» **Exercise goal**
Give back every record below in full and exactly, but without a single image.

» **Dataset entries**

Content starts

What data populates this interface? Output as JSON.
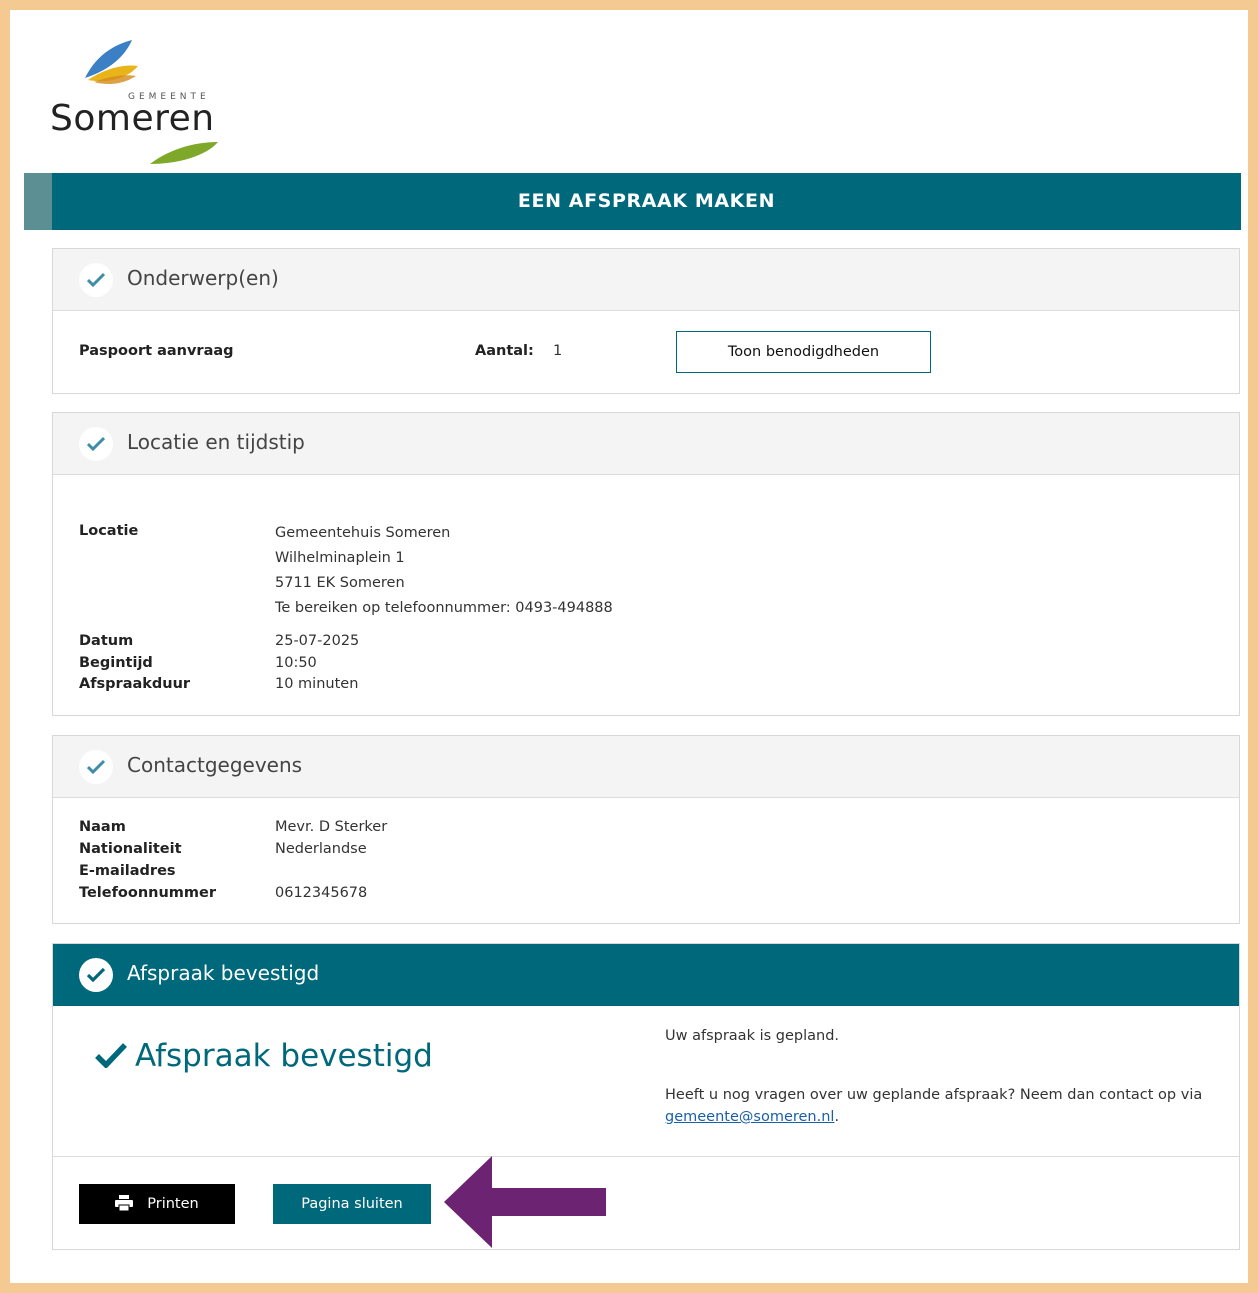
{
  "logo": {
    "small_text": "GEMEENTE",
    "big_text": "Someren"
  },
  "banner": {
    "title": "EEN AFSPRAAK MAKEN"
  },
  "subjects": {
    "title": "Onderwerp(en)",
    "item_label": "Paspoort aanvraag",
    "count_label": "Aantal:",
    "count_value": "1",
    "button_label": "Toon benodigdheden"
  },
  "location": {
    "title": "Locatie en tijdstip",
    "location_label": "Locatie",
    "address_lines": [
      "Gemeentehuis Someren",
      "Wilhelminaplein 1",
      "5711 EK Someren",
      "Te bereiken op telefoonnummer: 0493-494888"
    ],
    "date_label": "Datum",
    "date_value": "25-07-2025",
    "start_label": "Begintijd",
    "start_value": "10:50",
    "duration_label": "Afspraakduur",
    "duration_value": "10 minuten"
  },
  "contact": {
    "title": "Contactgegevens",
    "name_label": "Naam",
    "name_value": "Mevr. D Sterker",
    "nationality_label": "Nationaliteit",
    "nationality_value": "Nederlandse",
    "email_label": "E-mailadres",
    "email_value": "",
    "phone_label": "Telefoonnummer",
    "phone_value": "0612345678"
  },
  "confirmation": {
    "title": "Afspraak bevestigd",
    "big_text": "Afspraak bevestigd",
    "planned_text": "Uw afspraak is gepland.",
    "question_text": "Heeft u nog vragen over uw geplande afspraak? Neem dan contact op via",
    "email_link": "gemeente@someren.nl",
    "after_link": "."
  },
  "actions": {
    "print_label": "Printen",
    "close_label": "Pagina sluiten"
  },
  "colors": {
    "accent": "#00687b",
    "frame": "#f5c992",
    "annotation_arrow": "#6b2372"
  }
}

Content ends

» **Answer to this problem**
What data populates this interface? Output as JSON.
{
  "logo": {
    "small_text": "GEMEENTE",
    "big_text": "Someren"
  },
  "banner": {
    "title": "EEN AFSPRAAK MAKEN"
  },
  "subjects": {
    "title": "Onderwerp(en)",
    "item_label": "Paspoort aanvraag",
    "count_label": "Aantal:",
    "count_value": "1",
    "button_label": "Toon benodigdheden"
  },
  "location": {
    "title": "Locatie en tijdstip",
    "location_label": "Locatie",
    "address_lines": [
      "Gemeentehuis Someren",
      "Wilhelminaplein 1",
      "5711 EK Someren",
      "Te bereiken op telefoonnummer: 0493-494888"
    ],
    "date_label": "Datum",
    "date_value": "25-07-2025",
    "start_label": "Begintijd",
    "start_value": "10:50",
    "duration_label": "Afspraakduur",
    "duration_value": "10 minuten"
  },
  "contact": {
    "title": "Contactgegevens",
    "name_label": "Naam",
    "name_value": "Mevr. D Sterker",
    "nationality_label": "Nationaliteit",
    "nationality_value": "Nederlandse",
    "email_label": "E-mailadres",
    "email_value": "",
    "phone_label": "Telefoonnummer",
    "phone_value": "0612345678"
  },
  "confirmation": {
    "title": "Afspraak bevestigd",
    "big_text": "Afspraak bevestigd",
    "planned_text": "Uw afspraak is gepland.",
    "question_text": "Heeft u nog vragen over uw geplande afspraak? Neem dan contact op via",
    "email_link": "gemeente@someren.nl",
    "after_link": "."
  },
  "actions": {
    "print_label": "Printen",
    "close_label": "Pagina sluiten"
  },
  "colors": {
    "accent": "#00687b",
    "frame": "#f5c992",
    "annotation_arrow": "#6b2372"
  }
}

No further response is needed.